Lord Sherard’s earlier parliamentary career had been entirely unremarkable. A patron of minor composers and painters, he was dismissed by Hon. Charles Bertie I* in 1687 as ‘an old passionate coxcomb who is lame, crazy and aged’, who, in losing his temper with Bertie’s nephew Hon. John Noel* at a race meeting, made himself ridiculous by threatening a duel. He showed staunch support for William of Orange at the Revolution, and though elected to the Convention it was generally thought unlikely that he would stand again in 1690. Aged nearly 70, however, he confounded electoral rumour-mongers, and was returned once more for his county.2

In the lists compiled by Lord Carmarthen (Sir Thomas Osborne†) and Grascome he was classed as a Whig and a Court supporter.

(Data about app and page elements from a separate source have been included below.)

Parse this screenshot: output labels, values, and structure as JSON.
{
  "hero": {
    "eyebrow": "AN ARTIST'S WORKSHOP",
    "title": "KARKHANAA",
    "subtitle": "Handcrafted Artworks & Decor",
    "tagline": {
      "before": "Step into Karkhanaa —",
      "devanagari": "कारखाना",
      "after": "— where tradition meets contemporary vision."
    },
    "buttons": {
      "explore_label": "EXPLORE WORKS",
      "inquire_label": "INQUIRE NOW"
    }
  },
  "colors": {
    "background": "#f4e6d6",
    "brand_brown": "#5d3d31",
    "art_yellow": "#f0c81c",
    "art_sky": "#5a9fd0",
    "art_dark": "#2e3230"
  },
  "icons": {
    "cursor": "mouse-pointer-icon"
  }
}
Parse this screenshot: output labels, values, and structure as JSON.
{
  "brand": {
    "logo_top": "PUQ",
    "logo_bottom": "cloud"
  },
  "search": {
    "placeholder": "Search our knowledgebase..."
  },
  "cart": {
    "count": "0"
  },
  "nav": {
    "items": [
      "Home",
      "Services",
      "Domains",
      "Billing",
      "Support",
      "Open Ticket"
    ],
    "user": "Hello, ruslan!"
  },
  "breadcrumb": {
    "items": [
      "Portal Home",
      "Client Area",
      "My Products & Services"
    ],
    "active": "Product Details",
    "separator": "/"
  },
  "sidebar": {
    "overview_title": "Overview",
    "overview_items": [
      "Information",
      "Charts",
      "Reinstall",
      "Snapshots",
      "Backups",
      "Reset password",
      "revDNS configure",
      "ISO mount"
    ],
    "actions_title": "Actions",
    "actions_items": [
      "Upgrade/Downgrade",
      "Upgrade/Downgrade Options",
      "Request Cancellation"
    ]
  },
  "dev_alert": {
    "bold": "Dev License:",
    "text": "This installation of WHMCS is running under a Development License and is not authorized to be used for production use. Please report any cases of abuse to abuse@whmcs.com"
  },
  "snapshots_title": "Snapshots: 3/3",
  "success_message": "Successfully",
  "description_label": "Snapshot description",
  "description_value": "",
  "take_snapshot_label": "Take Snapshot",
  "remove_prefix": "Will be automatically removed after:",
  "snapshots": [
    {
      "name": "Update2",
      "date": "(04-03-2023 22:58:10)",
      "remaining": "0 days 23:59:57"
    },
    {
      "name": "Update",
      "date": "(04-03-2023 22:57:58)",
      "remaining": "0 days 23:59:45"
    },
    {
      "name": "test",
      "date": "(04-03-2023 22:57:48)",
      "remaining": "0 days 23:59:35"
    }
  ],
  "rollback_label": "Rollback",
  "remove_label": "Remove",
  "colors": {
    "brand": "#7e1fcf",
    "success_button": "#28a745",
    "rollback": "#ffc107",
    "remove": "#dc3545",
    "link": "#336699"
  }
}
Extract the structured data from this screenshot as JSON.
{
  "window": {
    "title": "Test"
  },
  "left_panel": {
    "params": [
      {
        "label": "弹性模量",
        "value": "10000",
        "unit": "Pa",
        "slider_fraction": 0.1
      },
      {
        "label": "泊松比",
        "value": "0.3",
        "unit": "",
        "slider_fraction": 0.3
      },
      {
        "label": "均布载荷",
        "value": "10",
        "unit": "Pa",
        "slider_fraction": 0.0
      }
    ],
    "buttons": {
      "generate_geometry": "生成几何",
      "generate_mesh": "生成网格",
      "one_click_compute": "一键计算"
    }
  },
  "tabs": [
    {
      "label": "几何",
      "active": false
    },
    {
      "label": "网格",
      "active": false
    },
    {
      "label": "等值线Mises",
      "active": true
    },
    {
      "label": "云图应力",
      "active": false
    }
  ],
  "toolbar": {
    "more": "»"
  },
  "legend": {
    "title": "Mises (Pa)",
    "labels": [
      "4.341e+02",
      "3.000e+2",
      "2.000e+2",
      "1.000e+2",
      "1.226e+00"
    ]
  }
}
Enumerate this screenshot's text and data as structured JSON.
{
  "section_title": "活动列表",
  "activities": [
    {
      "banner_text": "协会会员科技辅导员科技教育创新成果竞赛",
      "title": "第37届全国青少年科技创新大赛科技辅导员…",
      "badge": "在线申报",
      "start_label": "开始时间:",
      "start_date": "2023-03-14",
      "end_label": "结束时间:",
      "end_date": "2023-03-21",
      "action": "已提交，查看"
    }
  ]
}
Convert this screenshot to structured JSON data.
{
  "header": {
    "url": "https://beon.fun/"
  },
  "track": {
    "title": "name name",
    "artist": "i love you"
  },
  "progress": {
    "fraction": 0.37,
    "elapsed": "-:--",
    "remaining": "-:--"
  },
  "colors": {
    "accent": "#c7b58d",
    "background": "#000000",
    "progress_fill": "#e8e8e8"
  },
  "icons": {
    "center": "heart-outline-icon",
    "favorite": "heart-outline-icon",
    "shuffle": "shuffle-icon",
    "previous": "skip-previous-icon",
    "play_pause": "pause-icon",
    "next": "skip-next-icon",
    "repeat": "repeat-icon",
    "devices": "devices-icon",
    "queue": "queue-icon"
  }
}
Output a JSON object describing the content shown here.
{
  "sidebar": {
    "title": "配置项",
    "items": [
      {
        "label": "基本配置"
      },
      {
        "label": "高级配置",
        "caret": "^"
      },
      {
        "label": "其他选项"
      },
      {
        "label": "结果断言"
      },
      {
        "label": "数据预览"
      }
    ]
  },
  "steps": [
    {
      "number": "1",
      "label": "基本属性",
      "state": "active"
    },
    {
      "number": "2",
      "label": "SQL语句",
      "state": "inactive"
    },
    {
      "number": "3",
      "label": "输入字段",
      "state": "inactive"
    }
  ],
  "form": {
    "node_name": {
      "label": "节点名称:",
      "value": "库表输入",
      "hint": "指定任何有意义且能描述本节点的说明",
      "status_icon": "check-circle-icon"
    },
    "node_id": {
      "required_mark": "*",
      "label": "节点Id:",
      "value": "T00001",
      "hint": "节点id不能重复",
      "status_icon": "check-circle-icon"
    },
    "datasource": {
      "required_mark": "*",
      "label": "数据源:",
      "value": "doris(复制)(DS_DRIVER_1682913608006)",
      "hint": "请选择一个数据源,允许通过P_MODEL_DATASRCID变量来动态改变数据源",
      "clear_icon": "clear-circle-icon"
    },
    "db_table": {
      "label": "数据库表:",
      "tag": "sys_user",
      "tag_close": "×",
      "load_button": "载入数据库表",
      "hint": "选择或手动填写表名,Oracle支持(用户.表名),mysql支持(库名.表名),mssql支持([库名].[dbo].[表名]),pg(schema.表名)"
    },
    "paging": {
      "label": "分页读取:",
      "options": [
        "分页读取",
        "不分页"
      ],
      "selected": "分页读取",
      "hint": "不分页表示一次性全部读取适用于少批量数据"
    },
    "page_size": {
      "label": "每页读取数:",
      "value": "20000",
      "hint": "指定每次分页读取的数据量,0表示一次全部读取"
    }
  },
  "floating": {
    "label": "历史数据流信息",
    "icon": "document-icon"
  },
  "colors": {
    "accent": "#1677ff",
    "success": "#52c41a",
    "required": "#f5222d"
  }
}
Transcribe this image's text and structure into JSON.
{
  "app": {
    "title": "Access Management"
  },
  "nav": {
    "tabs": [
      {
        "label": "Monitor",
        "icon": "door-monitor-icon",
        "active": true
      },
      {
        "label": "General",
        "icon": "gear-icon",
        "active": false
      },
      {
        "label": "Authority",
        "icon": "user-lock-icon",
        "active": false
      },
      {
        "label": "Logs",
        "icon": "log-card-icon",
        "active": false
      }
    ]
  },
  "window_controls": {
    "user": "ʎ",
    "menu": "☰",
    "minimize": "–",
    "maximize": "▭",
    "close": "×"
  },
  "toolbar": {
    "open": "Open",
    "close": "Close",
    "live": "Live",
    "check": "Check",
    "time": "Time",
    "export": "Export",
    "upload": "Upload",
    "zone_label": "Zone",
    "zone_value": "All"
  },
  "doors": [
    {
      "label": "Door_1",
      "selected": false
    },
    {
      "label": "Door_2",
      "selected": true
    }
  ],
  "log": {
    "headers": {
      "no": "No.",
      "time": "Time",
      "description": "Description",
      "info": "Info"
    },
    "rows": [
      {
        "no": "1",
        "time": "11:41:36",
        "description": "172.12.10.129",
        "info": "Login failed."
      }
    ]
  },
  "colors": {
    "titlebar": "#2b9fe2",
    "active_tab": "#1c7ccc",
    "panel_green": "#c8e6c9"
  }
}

Never an active MP, his name is almost entirely absent from the surviving record of the 1690 Parliament. In the summer, when Lord Rutland (John Manners†, Lord Roos) initially declined renewal of his commission as lord lieutenant of Leicestershire, Sherard offered Carmarthen his services, indicating his willingness to ‘raise a regiment of volunteers . . . besides the militia’; his offer was not taken up, though in August he was given the lord lieutenancy of Rutland. Finally relinquishing parliamentary service in 1695, Sherard died on 15 Jan. 1700 and was buried at Stapleford, an obituarist describing him as ‘a person of great hospitality, and is much lamented by all that had the honour to know him’.3

Ref Volumes: 1690-1715

Author: Andrew A. Hanham


  • 1. Nichols, Leics. ii. 335, 346; Vis. Eng. and Wales Notes ed. Crisp, viii. 129; PC Reg. xii. 106; Recs. Soc. Jesus ed. Foley, vi. 623.
  • 2. HMC Rutland, ii. 116; Nichols, 335; BL, Verney mss mic. 636/44, C. Gardiner to Sir Ralph Verney, 1st Bt.†, 19 Feb. 1690.
  • 3. CSP Dom. 1690–1, p. 53; London Post, 19–22 Jan. 1700.